fig, ax = plt.subplots()
wedges, texts, autotexts = ax.pie(sizes, autopct='%1.1f%%')

# Place the third wedge on top
wedges[2].set_zorder(3)

plt.show()

The output is a pie chart in which the third segment is superimposed over the other segments, subtly distinguishing it.

This code creates a simple pie chart and uses the wedges object returned by the pie() function. The desired wedge’s z-order is increased using the set_zorder() method, pushing it above the others visually in the stacking order.

Method 4: Combining Explode with a Color Highlight

A highly effective highlight can be achieved by combining the explode effect with a change in color for the targeted segment. This method uses both visual distancing and distinctive coloring to draw attention to the pie segment.

Here’s an example:

import matplotlib.pyplot as plt

sizes = [15, 30, 45, 10]
colors = ['blue', 'green', 'yellow', 'purple']
explode = [0, 0, 0.1, 0]  # Only explode the third slice

fig, ax = plt.subplots()
ax.pie(sizes, explode=explode, colors=colors, labels=['A', 'B', 'C', 'D'], autopct='%1.1f%%', startangle=90)

plt.show()

The resulting pie chart has a ‘popped out’ third segment with a yellow color that differs markedly from the default color scheme, making it immediately conspicuous.

In this example, we combine the aforementioned use of the explode parameter with an array specifying the color of each slice; particularly, using a striking color for our segment of interest. When rendered, the third segment stands out not only because it is exploded but also because its color is unique compared to the others.

Bonus One-Liner Method 5: Shadow Effect

A quick way to highlight a slice is by applying a shadow effect to just the target slice, creating a subtle three-dimensional look that raises it above the rest.

Here’s an example:

import matplotlib.pyplot as plt

sizes = [15, 30, 45, 10]

fig, ax = plt.subplots()
wedges, texts, autotexts = ax.pie(sizes, autopct='%1.1f%%')

# Add shadow to the third wedge
wedges[2].set_shadow(True)

plt.show()

This code’s output is a chart with all slices flat except the third one, which casts a slight shadow, appearing more prominent to the viewer.

This succinct approach modifies the shadow property of the desired wedge. However, it’s worth noting that the shadow property might be unsupported or require additional custom implementation as it’s not a built-in feature for individual wedges in Matplotlib. Nonetheless, this illustrates the creative ways you can think about highlighting segments programmatically.

Summary/Discussion

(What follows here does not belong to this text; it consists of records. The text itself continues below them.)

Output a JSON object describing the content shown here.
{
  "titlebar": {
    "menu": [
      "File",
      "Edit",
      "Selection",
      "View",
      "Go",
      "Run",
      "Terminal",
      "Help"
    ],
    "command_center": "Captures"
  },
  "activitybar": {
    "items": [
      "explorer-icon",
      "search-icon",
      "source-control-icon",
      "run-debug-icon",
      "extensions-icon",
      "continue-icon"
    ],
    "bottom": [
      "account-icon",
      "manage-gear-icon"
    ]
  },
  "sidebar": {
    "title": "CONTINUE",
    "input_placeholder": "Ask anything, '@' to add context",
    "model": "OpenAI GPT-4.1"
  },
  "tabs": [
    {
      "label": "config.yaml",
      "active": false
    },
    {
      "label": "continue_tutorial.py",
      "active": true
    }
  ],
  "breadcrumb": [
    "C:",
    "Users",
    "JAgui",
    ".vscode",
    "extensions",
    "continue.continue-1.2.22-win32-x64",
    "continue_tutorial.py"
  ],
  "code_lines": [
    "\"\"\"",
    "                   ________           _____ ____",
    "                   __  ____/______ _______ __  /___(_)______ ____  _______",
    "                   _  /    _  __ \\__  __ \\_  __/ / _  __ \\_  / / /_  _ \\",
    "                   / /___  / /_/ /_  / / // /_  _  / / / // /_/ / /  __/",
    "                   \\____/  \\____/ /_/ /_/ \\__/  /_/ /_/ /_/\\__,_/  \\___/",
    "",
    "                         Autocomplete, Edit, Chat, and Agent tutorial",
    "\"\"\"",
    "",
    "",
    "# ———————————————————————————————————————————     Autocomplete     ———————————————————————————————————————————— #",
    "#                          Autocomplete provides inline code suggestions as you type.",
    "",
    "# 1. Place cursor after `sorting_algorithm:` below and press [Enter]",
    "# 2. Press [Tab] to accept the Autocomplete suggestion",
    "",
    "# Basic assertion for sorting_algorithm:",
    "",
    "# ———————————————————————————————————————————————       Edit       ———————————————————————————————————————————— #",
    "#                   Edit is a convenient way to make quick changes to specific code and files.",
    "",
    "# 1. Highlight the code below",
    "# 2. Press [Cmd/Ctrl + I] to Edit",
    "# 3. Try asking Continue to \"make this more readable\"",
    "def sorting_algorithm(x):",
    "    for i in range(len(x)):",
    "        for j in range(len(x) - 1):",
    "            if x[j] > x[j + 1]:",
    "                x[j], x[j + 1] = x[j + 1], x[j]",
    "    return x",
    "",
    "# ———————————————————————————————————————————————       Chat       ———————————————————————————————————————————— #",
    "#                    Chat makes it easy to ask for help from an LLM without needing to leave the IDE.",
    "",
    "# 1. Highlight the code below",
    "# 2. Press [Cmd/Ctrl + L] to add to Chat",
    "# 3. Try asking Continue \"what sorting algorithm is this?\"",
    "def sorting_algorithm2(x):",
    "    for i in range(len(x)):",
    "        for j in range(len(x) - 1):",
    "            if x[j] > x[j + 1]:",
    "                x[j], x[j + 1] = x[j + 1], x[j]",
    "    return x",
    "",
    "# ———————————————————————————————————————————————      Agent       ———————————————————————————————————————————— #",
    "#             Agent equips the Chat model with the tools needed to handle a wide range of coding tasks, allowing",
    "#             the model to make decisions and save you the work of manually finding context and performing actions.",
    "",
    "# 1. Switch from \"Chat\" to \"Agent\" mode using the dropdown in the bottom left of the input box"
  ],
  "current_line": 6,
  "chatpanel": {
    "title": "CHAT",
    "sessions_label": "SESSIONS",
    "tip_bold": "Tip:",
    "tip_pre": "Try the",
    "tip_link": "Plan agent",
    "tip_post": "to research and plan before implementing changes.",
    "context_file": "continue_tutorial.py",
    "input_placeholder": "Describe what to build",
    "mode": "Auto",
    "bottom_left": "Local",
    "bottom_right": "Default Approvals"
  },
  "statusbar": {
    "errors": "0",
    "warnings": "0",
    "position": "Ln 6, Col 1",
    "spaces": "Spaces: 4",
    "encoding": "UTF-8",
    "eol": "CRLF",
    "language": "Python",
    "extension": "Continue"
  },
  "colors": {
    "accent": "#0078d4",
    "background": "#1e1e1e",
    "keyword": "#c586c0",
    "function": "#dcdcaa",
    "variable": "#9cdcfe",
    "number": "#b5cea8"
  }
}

  • Method 1: Explode Parameter. Ensures the segment stands out by increasing its distance from the center. The adjustment is obvious but affects the chart’s layout.
  • Method 2: Wedge Properties. Adjusting edge color and width gives flexibility in design, but visual changes are limited to the border, which might not be as noticeable.
  • Method 3: Z-order. Bringing a segment to the front is a subtle method of highlighting without making the chart seem disproportionate; however, the effect might not be as pronounced.
  • Method 4: Explode with Color. Very visually impactful, utilizing both spacing and color to highlight. May be too aggressive for some presentations and can affect the chart’s aesthetics.
  • Method 5: Shadow Effect. Provides a more subtle, three-dimensional highlight. However, this approach may require custom code, as native support for individual shadowing is limited in Matplotlib.